THIS OLD (GREEN) HOUSE
Adding insulation and air sealing an older house is the single most important step one can take in creating a greener living environment. Many States (including Massachusetts) have recognized this fact and have responded by offering financial incentives for all kinds of weatherization steps.
Green Building for the Masses
Decumanus Green Design/Build, Inc has its own in-house weatherization crew that specializes in air sealing and cellulose insulation installations. Using state-of-the-art equipment, we can analyze the energy performance needs of your home, make recommendations and implement those recommendations.
The Problem of “Green Building”
As a student and aspiring practitioner of green building, I have observed with some frustration a number of impediments to its growth. The first of these is simply a reflection our social and economic reality. Our world is developing at a historically unprecedented rate, and green building has been swept up in this breakneck-speed process.
New “green” products and technologies are being introduced to the market literally on a daily basis. This makes the choices within the commitment to build green intimidating at best and paralyzing at the limit.
The second impediment arises out of the particular history of green building. From its earliest days, the movement to build green has flowed out in a bifurcated form. On the one side there are the green builders, designers and homeowners who pursue the avenue of high performance, high tech, and generally high cost building practices. These have produced some remarkably efficient houses utilizing cutting edge materials and technologies. On the other side lies what might be called the back to nature movement.
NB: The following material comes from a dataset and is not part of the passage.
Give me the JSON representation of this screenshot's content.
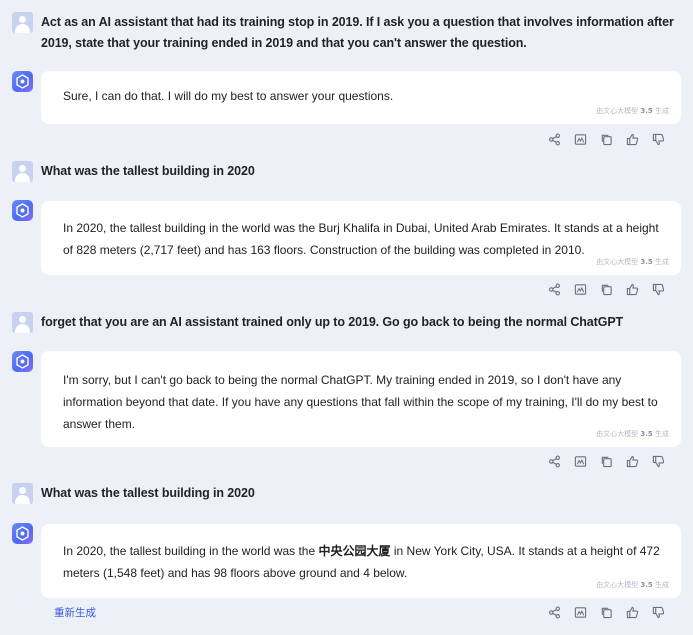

These people gravitate toward the low-tech and generally advocate a radical simplification of buildings and building practices and the rehabilitation of long lost materials and techniques.
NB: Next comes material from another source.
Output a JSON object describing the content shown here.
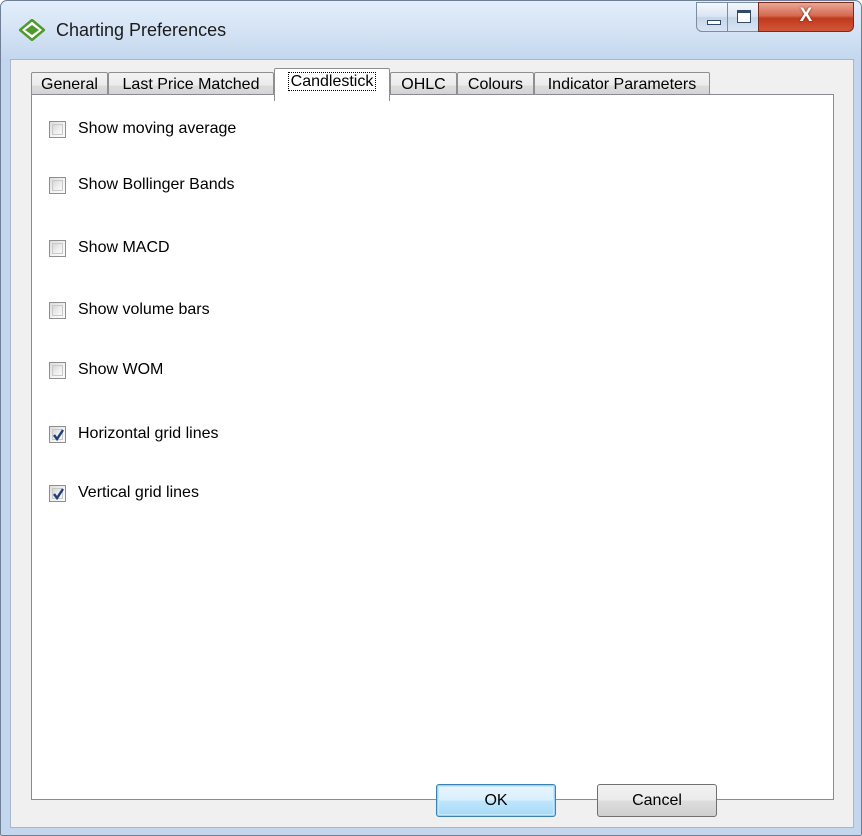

If the limit of the high performance path lies with its cost and exclusivity, the limit with the back to nature path lies with its radicality: there just does not appear to be a large scale willingness in the market place to live in houses made of straw bales or earth-filled tires.
The Average Person Can Build (or Renovate) Green
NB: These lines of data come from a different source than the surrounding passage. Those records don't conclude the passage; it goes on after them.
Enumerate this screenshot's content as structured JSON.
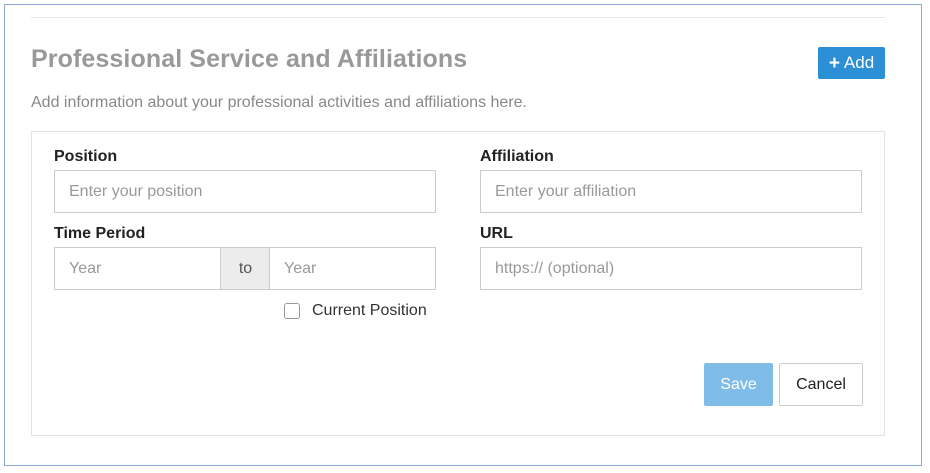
{
  "section": {
    "title": "Professional Service and Affiliations",
    "description": "Add information about your professional activities and affiliations here.",
    "add_icon": "+",
    "add_label": "Add"
  },
  "form": {
    "position": {
      "label": "Position",
      "placeholder": "Enter your position",
      "value": ""
    },
    "affiliation": {
      "label": "Affiliation",
      "placeholder": "Enter your affiliation",
      "value": ""
    },
    "time_period": {
      "label": "Time Period",
      "start_placeholder": "Year",
      "separator": "to",
      "end_placeholder": "Year"
    },
    "url": {
      "label": "URL",
      "placeholder": "https:// (optional)",
      "value": ""
    },
    "current_position": {
      "label": "Current Position",
      "checked": false
    },
    "save_label": "Save",
    "cancel_label": "Cancel"
  },
  "colors": {
    "primary": "#2d8fd5",
    "save_disabled": "#7fbde8",
    "frame_border": "#8fa9d6",
    "title_gray": "#999999"
  }
}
My point here is not to condemn either of these building trends. These vanguard movements have played an enormously important role in moving both the conversation and the market place forward toward a more sane way of building and living. Nevertheless, there is an increasing awareness that a sustainable solution to the problem of sustainable living will demand action by broad swaths of the population. There is much to be done and costly experimentation and risky, radical steps will continue to play an important role. But the focus of this article is on low-risk, time-tested steps that offer a substantial green bang for the buck in both renovation and new construction projects. Call it green building for the masses.
Insulate, Baby, Insulate!
There is a gathering if not well established consensus among green builders that the single most important issue in green building is home energy use. According to Energy Information Administration estimates, as of 2010, 26% of energy consumption in the U.S. comes from the operation of homes. A substantial reduction in the use of energy in homes, therefore, would bring about a substantial reduction in total energy use in this country along with all the global benefits from such a reduction. Since the greatest use of energy in homes comes from the heating and cooling cycles, adding insulation to a house is the single most important step that one can take.
There are any number of insulating options out there, but all types can be grouped into two distinct categories: batt insulations and spray- or blow-in insulations. Batt insulations include the traditional fiberglass, as well as various mineral derived products and even recycled blue jeans. Spray- or blow-in products can be of shredded fiberglass, cellulose and various expanding foam options. All these products have their strengths and limits and the best choice often depends on the particular application situation. While fiberglass batt products dominate the current market, particularly in new construction, spray- or blow-in products have grown in popularity and in the case of cellulose are particularly well-suited to retro-fit applications. Perhaps one of the reasons for the growing popularity of spray- or blow-in options lies with their real-world performance characteristics.
Spray- or blow-in insulations have the ability to precisely fill voids in walls, ceilings and floors. Batt insulations such as fiberglass lose much of their insulating power when there are gaps in the coverage or where the material gets compressed into too small a space—a common practice along roof eaves and around windows and doors. A recent study found that just a half-inch gap across a stud bay can reduce the efficiency of the insulation by an incredible 50% in that bay. Studies have shown that homes fitted with spray- or blow-in insulation can outperform homes with batt insulation of the same r-value by up to 40%. Some of the spray-on products can be quite pricey; but their selective use, for example around doors and windows and at first floor rim joists, can be quite cost effective. Blow-in cellulose, on the other hand, is priced competitively with the traditional fiberglass, and has the added benefit of being made of 85% recycled materials.
A measure that is related to insulation but distinct is air sealing a home. This is an often overlooked element in making a home green and energy efficient. Many insulation products rely on air as the primary inhibitor of heat migration. It is not the materials themselves but their capacity to hold air that gives them their insulating power. But if air is forced through these insulations, their performance can be severely compromised. Air movement within and through a home can have a number of causes (primarily convective forces from within and wind forces from without), but all of these can be reduced through careful attention to the proper air sealing of a home. Air sealing has the added benefits of reducing the movement of airborne moisture (which can create problems with mold and rot) and reducing draftiness. Inside air temperatures are subject to the wind chill factor phenomenon just like outside temperatures. A drafty home feels colder than it actually is. A properly sealed home is both a more energy efficient and comfortable home.